Monday, 9 July 2012

Roncesvalles to Pamplona

Wednesday 30 May: Roncesvales to Zubiri - 14 miles (22km). Today is mostly downhill. The scenery is unremarkable farmland and I've lost Natcho but I bump into Natasha briefly at supermarcado breakfast stop, at a stepping-block ford over the Rio Erro and in the evening at the albergue. Later, Natcho also arrives.
The municipal albergue (€6) is in Zubiri's former schoolhouse - fairly basic bunk-bed dorm with detached communal showers across the courtyard.
Thursday 31: Zubiri to Pamplona - 14 miles (22km). I pick up the pace today so as to arrive early in Pamplona and soon I cross the pretty arched medieval Magdalena bridge over the Rio Arga. Great, I'm in the city by midday - a chance to explore Navarra's ancient capital. I walk up to the fortified old town, through the Portal de Francia and on to the Gothic cathedral which towers above the narrow streets lined with  lively bars and restaurants. Further along the camino is the town hall then the street where charging bulls will chase revellers on the 5th July, but not much to see today. In the evening I bump into Erin & Cameron who I've met briefly a couple of times. They, and Natasha, are staying in the larger Albergue Jesus y Maria (sounded a bit like a nunnery to me).
Paderborne albergue (€8) - small comfortable dorm rooms in a pretty riverside house, welcoming drink, free wifi and simple breakfast included.
Photos of the Camino de Santiago: Roncesvalles to Pamplona. I've now walked 44 miles (71km).

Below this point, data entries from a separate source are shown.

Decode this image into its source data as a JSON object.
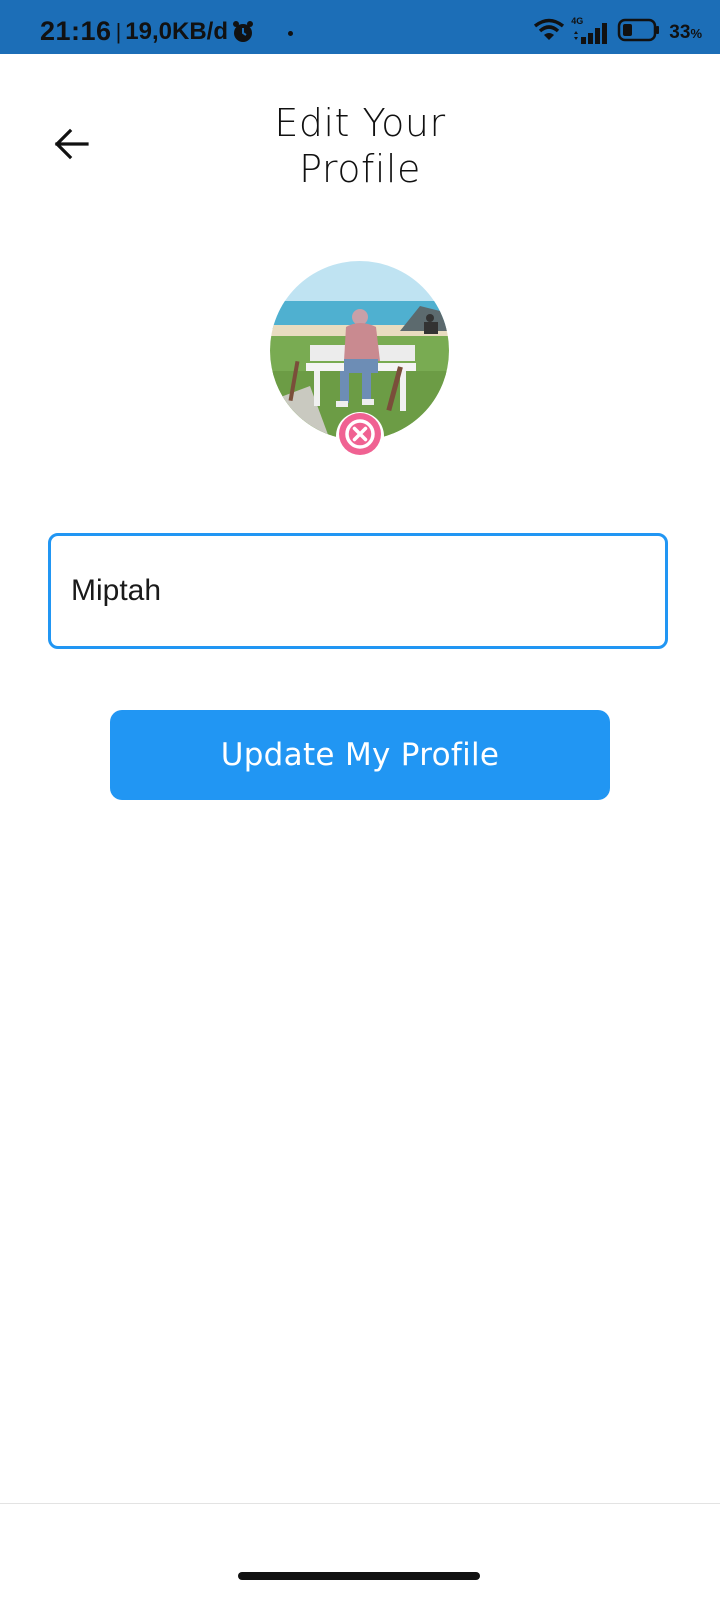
{
  "status_bar": {
    "time": "21:16",
    "separator": "|",
    "net_speed": "19,0KB/d",
    "network_type": "4G",
    "battery_percent": "33",
    "battery_unit": "%",
    "battery_level": 0.33,
    "icons": [
      "alarm-icon",
      "wifi-icon",
      "signal-icon",
      "battery-icon"
    ]
  },
  "header": {
    "title_line1": "Edit Your",
    "title_line2": "Profile",
    "back_icon": "arrow-left-icon"
  },
  "profile": {
    "avatar_image": "profile photo: person in hijab sitting on white bench by the sea",
    "remove_icon": "close-circle-icon"
  },
  "form": {
    "name_value": "Miptah",
    "name_placeholder": ""
  },
  "actions": {
    "update_label": "Update My Profile"
  },
  "colors": {
    "status_bar": "#1c6eb7",
    "primary": "#2196f3",
    "remove_badge": "#f06292"
  }
}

Monday, 2 July 2012

Camino de Santiago: The Pyrenees

DSCN7274 by DavetreksWhen walking in Britain last year several other walkers recommended the Camino de Santiago to me. In Thailand, Yuki, who had walked the walk and Natcho who talked the talk, made me even more intrigued. So, with a reduced 20 pound (10k) pack, I've decided to experience the 485 mile (780km) route, across the breadth of northern Spain, for myself.
Monday 29 May: From Biarritz airport a shuttle bus runs to the French riverside cathedral town of Bayonne where I spend the day before catching the reduced service 9:00pm local train (it's a French religious holiday) to St-Jean-Pied-de-Port, the traditional starting point for the Camino de Frances. First I call into the Accueil or pilgrim's office to obtain my credencial or pilgrim passport - this important document allows access to discounted pilgrim accommodation and meals en-route and is date stamped at albergues (pilgrim's refuges) and other places to serve as proof you have survived the entire camino.
Imagine my surprise, when I arrive at Sarl Zuharpepa albergue which the Accueil has allocated to me, and spy Natcho sitting on the bed next to mine - a happy coincidence. I also meet Irish couple Erin & Cameron who arrive at the same time.
Sarl Zuharpepa albergue (12) - mixed 14-bed dorm with comfortable single beds (not bunks), en-suite hot water (important if you wet-shave) and showers, plus free wifi.
Tuesday 30 May: St-Jean-Pied-de-Port to Roncesvalles - 16 miles (25km). It's an early start and once out of a misty St-Jean it's up, up, up along the strenuous Route de Napoleon with spectacular views back down to France. I accompany Natcho safely over the border and into Spain where I leave him soaking his feet in a the Fontaine de Roland. Like most first time walkers Nacho is suffering a bit, he's a big lad. Once over Col de Lepoeder it's down, down, down, to the abbey at Roncesvalles. It is here, in 778, that Roland, commander of Charlemagne's rear-guard, was killed by Basque tribesmen - yes, we are in Basque country.
I have an enjoyable dinner with Natcho, a Canadian girl and a quiet English girl with striking dreadlocks, Natasha. At €9 the three course pilgrim's menu at the abbey restaurant seems good value but the food's not great. During our conversation Natcho tells us that tapas were originally free bites served with wine so as not to drink on an empty stomach. Older style bars still serve simple tapas free, as I will later discover.
Albergue de Peregrinos (10) in the abbey building - modern with comfortable purpose-built bunks in cosy four-bed compartments with power points and free wifi. Hot water and showers, but no blankets provided, it's a chilly mountain night.

Photos of the Camino de Santiago: The Pyrenees. I've now walked 16 miles (25km).